There is something magical about landing on the lakeside of Toronto, seeing the city appear before your eyes as you descend into Canada’s urban playground.
The sights of the CN tower and the curtain of glass that surrounds it is marvelous, peeking out from beneath the skyline silhouette there’s the Royal York Hotel, itself an architectural gem and the Rogers Centre which we all know is still the Skydome, plus ribbons of railway tracks and six-lane highways hugging the waterline and sprawling in all directions.
Landing on a small patch of island requires some finesse. As the boat masts in the harbour get closer to your view the engines subtly go quiet as the pilot makes his final trim adjustments, a slight wiggle to the left, a slight wiggle to the right and…. Screech!
Every island touchdown is followed by a generous amount of braking and rear thrust. At a length of just 1,216 metres or 3,990 feet the primary runway starts and finishes with lake Ontario on both sides.
In the good old days, which is just last year, you would clear the airport in about 15 minutes on domestic flights and queue up for a ferry, which would cross a grand total of about 300 meters of water. I used to like the boat ride. It was a nice way to punctuate air travel. Jump on a street car and you could travel by Air, Sea and Rail all in one day.
The Billy Bishop Tunnel is now open, so the modern traveler can simply traverse under the harbour channel and pop-up on the other end with the help of some massive escalators and be one your way in no time.
Believe it or not the tunnel construction was still under hot debate right up until construction. It was a should-we, shouldn’t-we kind of argument, all the while the diesel ferry continued its service crossing the narrow channel. An earlier tunnel was attempted back in 1935 which met with failure at the time. It’s very similar to the debate around adding jets and more runway length. The fatal flaw is trying to stop progress. It’s an uphill battle to resist the desire to add capacity, after all, business is what business does.
You can still ride the ferry which carries fuel supply trucks, cars and cargo to the island, should you choose, but I’m sure the next generation of island fliers will never take time to appreciate the experience of waiting a few minutes.
The airport has been a bit of a love-hate relationship with some folks in Toronto. There has been a consistent effort by Porter Airlines, one of two island carriers, the other being Air Canada – to introduce ‘Whisper Jets’ to the fleet of aircraft flying to and fro, but residents of the Toronto Islands (yes, there are islands in Toronto) and some of the recreational maritime community have resisted this development.

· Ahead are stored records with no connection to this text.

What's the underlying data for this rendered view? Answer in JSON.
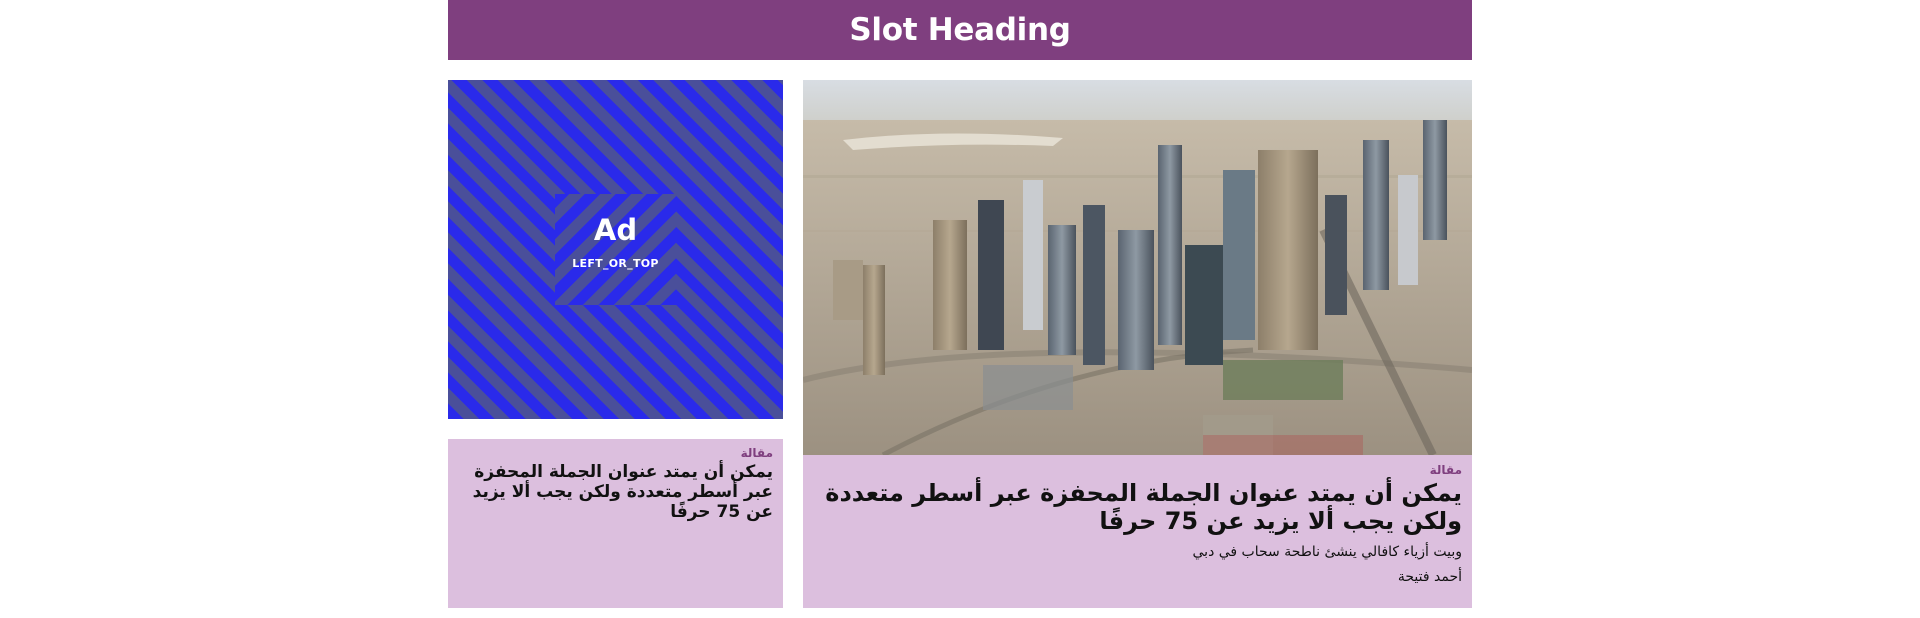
{
  "slot": {
    "heading": "Slot Heading"
  },
  "ad": {
    "title": "Ad",
    "position_label": "LEFT_OR_TOP"
  },
  "cards": {
    "main": {
      "kicker": "مقالة",
      "title": "يمكن أن يمتد عنوان الجملة المحفزة عبر أسطر متعددة ولكن يجب ألا يزيد عن 75 حرفًا",
      "subtitle": "وبيت أزياء كافالي ينشئ ناطحة سحاب في دبي",
      "author": "أحمد فتيحة"
    },
    "secondary": {
      "kicker": "مقالة",
      "title": "يمكن أن يمتد عنوان الجملة المحفزة عبر أسطر متعددة ولكن يجب ألا يزيد عن 75 حرفًا"
    }
  },
  "colors": {
    "brand_purple": "#7f3f7f",
    "card_background": "#dcbfde",
    "ad_stripe_blue": "#2a2aea",
    "ad_stripe_gray": "#4a4f9a"
  }
}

The trouble lies in the extension of the runway, a couple hundred meters, to be added to both ends to accommodate the longer take-off and landing requirements of jets. The Porter proposal calls for adding 200 metres at each end, plus an overrun usage assumption, for 1,658 metres, or 5,440 feet.
On one hand, this may compromise the sea lane right of ways for sailing ships and water craft, so much so that the harbour would potentially become ‘unusable’ by this group. On the other hand, the island residents, descendants of Toronto-hippies turned environmental activists don’t want the noise or fuel pollution to interfere with their serenity.
The vocal minority would have you believe that this airport will totally ruin people’s ability to enjoy the waterfront. And of course, displace marine life and habitat during jet-way construction.
I’ve checked the lake, and I’m pretty sure we could lose a bit of seaweed which appears to be the only habitat for a couple of overgrown Asian carp left patrolling the urban waters of the inner harbor.
I’m confident that if we add a couple hundred meters of fresh sea-wall during the runway extension the slime and fish will soon take up residency. Otherwise, we’ve got a gazillion more miles of shoreline around Lake Ontario. It’s one of the largest fresh water lakes in the world, and that won’t be changing anytime soon. Move along fish, there’s business to be done here.
It’s a crass view environmentally speaking – and I’m surely in danger of over simplifying the position of those against the development of the airport – but I can’t help but consider the potential economic impact of the island airport and its contribution to bringing new business activity and wealth into the downtown core, when weighing the jets-no-jets issue on a set of intellectual scales.
We’ve only got one harbour, and one island airport, and therefore one chance to get it right. And by getting it right I mean facilitating expansion.
I’ve flown to-and-from the island over thirty times doing business between Montreal and Toronto over the past couple of years, and it’s far-and-away my favorite port-of-access to Toronto’s downtown core.
Anything that can improve the availability of more air carriers, and better price competition, with greater access to more international destinations from this travel gem of an airport ought to be supported, as business travels both ways when rapid and affordable travel access is realized.